In the excellent Polish television series titled Krol (The king), the hero is a Jewish boxer from Warsaw who does the dirty work of a communist trade unionist who extorts small traders in the ghetto. Two years before the invasion of Poland, Jakub Szapiro tries to survive in a world where the communist mafia and fascist groups compete for power. When the opportunity presents itself to save his family and flee to Israel, he cannot bring himself to do so. Despite the tragedy that looms, he chooses his roots, Poland and its tragic history.
The scenario is confusing as is often the reality of these former countries of Eastern Europe, as long as we accept to understand them. “Diversity” is always easier to brandish than to live with. We have a glaring example of this these days as Poland is nailed to the pillory of self-righteousness by a technocracy convinced to represent the epitome of modernity.
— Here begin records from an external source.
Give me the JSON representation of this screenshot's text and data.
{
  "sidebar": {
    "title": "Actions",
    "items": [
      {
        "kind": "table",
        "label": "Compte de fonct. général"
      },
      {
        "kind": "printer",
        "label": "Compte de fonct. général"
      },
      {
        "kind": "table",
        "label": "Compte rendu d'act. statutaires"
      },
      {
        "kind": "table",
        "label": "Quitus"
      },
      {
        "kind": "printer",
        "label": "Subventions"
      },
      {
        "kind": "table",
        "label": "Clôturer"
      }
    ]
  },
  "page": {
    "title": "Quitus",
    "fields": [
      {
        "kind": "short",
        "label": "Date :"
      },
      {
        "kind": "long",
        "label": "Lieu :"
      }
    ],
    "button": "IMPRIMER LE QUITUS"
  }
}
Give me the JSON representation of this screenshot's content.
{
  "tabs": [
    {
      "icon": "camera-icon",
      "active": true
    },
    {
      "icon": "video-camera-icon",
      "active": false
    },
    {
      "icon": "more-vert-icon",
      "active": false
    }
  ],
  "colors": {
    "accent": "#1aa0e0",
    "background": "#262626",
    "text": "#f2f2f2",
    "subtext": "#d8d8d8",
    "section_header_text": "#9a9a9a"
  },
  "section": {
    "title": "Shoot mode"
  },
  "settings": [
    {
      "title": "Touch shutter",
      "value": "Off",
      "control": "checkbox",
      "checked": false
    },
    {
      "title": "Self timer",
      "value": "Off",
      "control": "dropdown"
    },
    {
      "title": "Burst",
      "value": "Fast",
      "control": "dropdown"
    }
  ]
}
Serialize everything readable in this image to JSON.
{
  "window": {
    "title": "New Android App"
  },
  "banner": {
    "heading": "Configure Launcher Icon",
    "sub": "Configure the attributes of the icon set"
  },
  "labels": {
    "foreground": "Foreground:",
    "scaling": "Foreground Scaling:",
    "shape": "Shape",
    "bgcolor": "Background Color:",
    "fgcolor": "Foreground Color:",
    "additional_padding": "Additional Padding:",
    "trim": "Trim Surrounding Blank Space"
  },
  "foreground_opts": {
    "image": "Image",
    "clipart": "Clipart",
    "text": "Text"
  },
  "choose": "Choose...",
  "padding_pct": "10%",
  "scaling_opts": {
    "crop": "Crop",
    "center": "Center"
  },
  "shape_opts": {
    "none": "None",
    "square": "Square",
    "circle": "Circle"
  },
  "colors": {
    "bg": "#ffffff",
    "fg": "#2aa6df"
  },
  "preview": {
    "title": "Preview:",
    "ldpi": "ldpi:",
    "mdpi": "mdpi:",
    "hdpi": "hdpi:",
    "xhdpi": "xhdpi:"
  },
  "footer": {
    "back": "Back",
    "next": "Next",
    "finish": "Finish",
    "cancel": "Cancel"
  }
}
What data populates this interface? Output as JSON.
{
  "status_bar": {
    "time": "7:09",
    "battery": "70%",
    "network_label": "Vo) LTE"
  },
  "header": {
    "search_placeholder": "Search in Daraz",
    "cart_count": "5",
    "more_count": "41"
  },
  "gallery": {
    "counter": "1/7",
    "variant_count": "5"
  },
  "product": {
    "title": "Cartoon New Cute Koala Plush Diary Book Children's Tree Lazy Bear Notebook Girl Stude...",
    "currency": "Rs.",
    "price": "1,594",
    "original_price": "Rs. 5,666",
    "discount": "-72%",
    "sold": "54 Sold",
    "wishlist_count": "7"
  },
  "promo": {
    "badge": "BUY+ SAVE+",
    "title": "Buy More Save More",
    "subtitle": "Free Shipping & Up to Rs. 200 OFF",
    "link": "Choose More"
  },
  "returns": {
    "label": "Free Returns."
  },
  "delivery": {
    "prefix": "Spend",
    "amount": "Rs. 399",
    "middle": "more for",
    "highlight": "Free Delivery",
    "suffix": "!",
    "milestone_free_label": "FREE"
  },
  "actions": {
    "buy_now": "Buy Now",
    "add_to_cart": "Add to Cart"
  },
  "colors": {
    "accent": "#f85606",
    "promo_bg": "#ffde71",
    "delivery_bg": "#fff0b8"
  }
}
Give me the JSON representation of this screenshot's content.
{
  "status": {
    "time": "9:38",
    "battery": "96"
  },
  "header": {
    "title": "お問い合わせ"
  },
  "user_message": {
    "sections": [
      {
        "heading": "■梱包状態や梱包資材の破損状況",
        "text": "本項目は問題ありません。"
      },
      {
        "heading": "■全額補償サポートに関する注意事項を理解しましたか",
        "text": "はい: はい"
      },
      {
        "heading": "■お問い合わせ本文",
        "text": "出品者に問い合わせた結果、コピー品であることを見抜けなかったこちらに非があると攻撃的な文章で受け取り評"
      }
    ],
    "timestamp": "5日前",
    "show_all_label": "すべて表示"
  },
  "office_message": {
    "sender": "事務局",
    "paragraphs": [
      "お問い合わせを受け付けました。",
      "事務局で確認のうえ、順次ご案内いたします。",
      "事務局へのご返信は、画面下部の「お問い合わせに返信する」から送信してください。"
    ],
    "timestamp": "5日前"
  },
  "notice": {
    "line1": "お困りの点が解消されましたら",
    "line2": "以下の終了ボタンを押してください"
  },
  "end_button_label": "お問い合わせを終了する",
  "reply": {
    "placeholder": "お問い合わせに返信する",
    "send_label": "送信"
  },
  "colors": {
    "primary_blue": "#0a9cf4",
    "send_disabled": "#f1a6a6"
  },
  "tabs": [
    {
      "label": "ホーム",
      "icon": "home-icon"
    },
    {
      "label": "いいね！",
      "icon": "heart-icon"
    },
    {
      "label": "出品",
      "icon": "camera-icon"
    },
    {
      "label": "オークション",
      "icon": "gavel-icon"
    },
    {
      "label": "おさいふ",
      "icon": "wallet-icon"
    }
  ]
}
On October 7, the Polish Constitutional Court ruled that Articles 1 (which promotes an “ever closer” Union) and 19 (relating to the Court of Justice of the EU) of the Union Treaty were contrary to the Polish constitution. Rejecting the primacy of European law over the rules democratically adopted by the people, the court thus affirmed that Poland intended to remain sovereign in all areas where it had not delegated powers to the Union.
The Poles are not the only ones to think so. Several French judgments point in the same direction. On May 5, 2020, it is in this spirit that the German Constitutional Court in Karlsruhe ruled the ECB’s “quantitative easing” policy contrary to European treaties. This judgment was the last in a series considering that in the European Union, the ultimate seat of power cannot reside elsewhere than in the nations and their parliaments, the only real places of democracy.
All that was needed was for the Commission, whose members are not accountable to anyone, to threaten Little Poland with financial reprisals. The dispute between Brussels and Warsaw is not new. Not a day without the Poles being reproached for betraying the “fundamental values” of the EU by not communicating, for example, to the idea that the technocrats in Brussels have about the rights of homosexuals, the family and rule of law.
To these often well-founded criticisms, the Poles and their Hungarian friends rightly retort that they are not Texas and that not a word in the treaties obliges the member states to have the same laws and the same ideas in these matters. A champion of economic liberalism (and “fiscal dumping”!), Ireland has long banned abortion without, it seems, offending the “values” of the EU.
The same is not true of the Poles, whom Europe looks down on as if they were a bunch of latecomers who will one day end up obeying the diktats of “modernity” of which Brussels would be the indisputable beacon. It would not occur to the technocrats of the flat country that the journey of these nations has something to teach us and that our “modernity” is far from making them dream.
Hungarians and Poles may know more about “modernity” than we do. Is it not in his name that the proletarian vanguards have despised man as rarely in history. Heir to Kafka, Vaclav Havel saw in the experience of communist totalitarianism “a magnifying mirror of modern civilization as a whole”. Milan Kundera also saw in it, “in a hyperbolized and caricatural version, the common features of the modern world”. And the novelist quotes “institutional arrogance”, “standardization”, “juvenile imbecile” and “disrespect for the individual and for his private life”. Doesn’t that remind you of something?
All the polls show that the Poles are as much if not more attached than the French and the Germans to Europe. They alone dare to speak of “Europe of nations” and “European civilization”. They quickly recognized under the progressive varnish a little smell of empire. As if by chance, after Moscow, it is Brussels’ turn to demonize patriotism, national identity, religious roots, family and classical culture. However, these “values” formerly qualified as “bourgeois” are those which have served as a refuge for the Poles whenever the country has been butchered as it has been so many times in history.
How to blame the Poles for not swapping the prey for the shadows and for not sacrificing an identity to which they owe their survival for a Grail that no longer makes anyone dream? Quebeckers should be the first to understand that Poles do not wish to one day find themselves in the situation where a foreign court which obeys another nation will decide some of the most vital elements of their identity.